With a shared community vision, strategic planning that prioritizes health and coordinated implementation, disaster recovery can lead to communities that are healthier, more livable places for current and future generations to grow and thrive – and better prepared for future adversities.

This is a priority because…

  • Iowans should have at least a three-day supply of food and water stored in their home, but many do not.
  • Disasters exacerbate existing health disparities while increasing health needs.  
  • With a shared healthy community vision, strategic planning that prioritizes health and coordinated implementation, disaster recovery can result in communities that are healthier, more livable places to grow and thrive while being more resilient in the face of future disasters. 

In the past 11 years, several Iowa communities have experienced 100-year floods, 500-year floods, incredibly strong tornados, and other weather impacts leading to dozens of Presidential declarations of disasters. The continuing onslaught of disasters makes it imperative that our communities plan for disaster recovery through multisectoral collaboration. 

When disasters strike, they don’t just impact individuals, they require a community-based response. It is essential to increase communication and collaboration amongst community partners, such as hospitals, law enforcement, emergency management services, religious organizations, municipal planners, and more so that recovery efforts support long-term community health and so resources can be leveraged across sectors.

Emergency preparedness too often falls to the bottom of the list for community members who already face health disparities and increased community need; but it is these citizens who most often are the most severely impacted by the consequences of disasters. To address the needs of all community members in a disaster, public health professionals in the state need to advocate for a formal preparedness process that includes:

  • Visioning: utilize disaster recovery as an opportunity to advance a healthier, more resilient, and sustainable community
  • Assessment: conduct a community health and hazard vulnerability assessment to identify gaps between the current status and the desired state to inform goals and priorities
  • Planning: incorporate health considerations into planning and ensure decision makers understand potential health implications of their decisions
  • Implementation: use recovery resources in creative and synergistic ways so we can maximize community health outcomes through cross-jurisdictional sharing

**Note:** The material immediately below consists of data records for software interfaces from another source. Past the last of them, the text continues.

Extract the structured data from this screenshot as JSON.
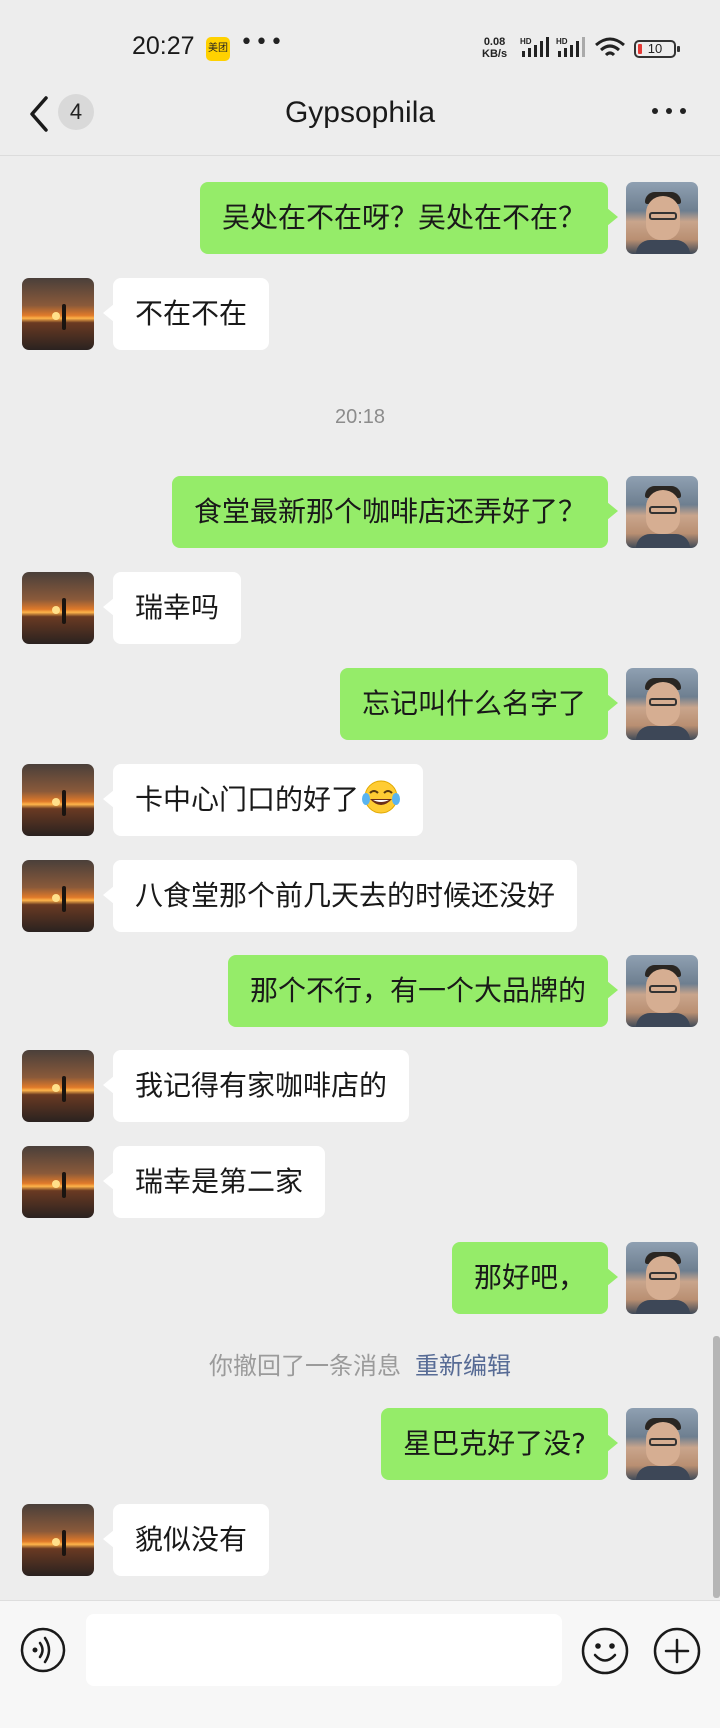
{
  "status_bar": {
    "time": "20:27",
    "app_badge": "美团",
    "more": "•••",
    "net_speed_value": "0.08",
    "net_speed_unit": "KB/s",
    "sim_label": "HD",
    "battery_level": "10",
    "battery_color": "#e53935"
  },
  "nav": {
    "back_icon": "chevron-left-icon",
    "unread_count": "4",
    "title": "Gypsophila",
    "more_icon": "more-horizontal-icon"
  },
  "messages": [
    {
      "side": "self",
      "text": "吴处在不在呀？吴处在不在？"
    },
    {
      "side": "other",
      "text": "不在不在"
    },
    {
      "side": "self",
      "text": "食堂最新那个咖啡店还弄好了？"
    },
    {
      "side": "other",
      "text": "瑞幸吗"
    },
    {
      "side": "self",
      "text": "忘记叫什么名字了"
    },
    {
      "side": "other",
      "text": "卡中心门口的好了",
      "emoji": "tears-of-joy-emoji"
    },
    {
      "side": "other",
      "text": "八食堂那个前几天去的时候还没好"
    },
    {
      "side": "self",
      "text": "那个不行，有一个大品牌的"
    },
    {
      "side": "other",
      "text": "我记得有家咖啡店的"
    },
    {
      "side": "other",
      "text": "瑞幸是第二家"
    },
    {
      "side": "self",
      "text": "那好吧，"
    },
    {
      "side": "self",
      "text": "星巴克好了没?"
    },
    {
      "side": "other",
      "text": "貌似没有"
    }
  ],
  "timestamp": "20:18",
  "recall": {
    "text": "你撤回了一条消息",
    "edit_label": "重新编辑"
  },
  "input_bar": {
    "voice_icon": "voice-icon",
    "input_value": "",
    "emoji_icon": "smiley-icon",
    "add_icon": "plus-circle-icon"
  },
  "colors": {
    "self_bubble": "#95ec69",
    "other_bubble": "#ffffff",
    "background": "#ededed",
    "link": "#576b95"
  }
}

There is an urgent need for a health in all policies (HiaP) approach to disaster planning, ensuring public health professionals, municipal leaders and community members come together to adequately plan to respond to the short- and long-term health effects of all citizens during and in the time after a disaster.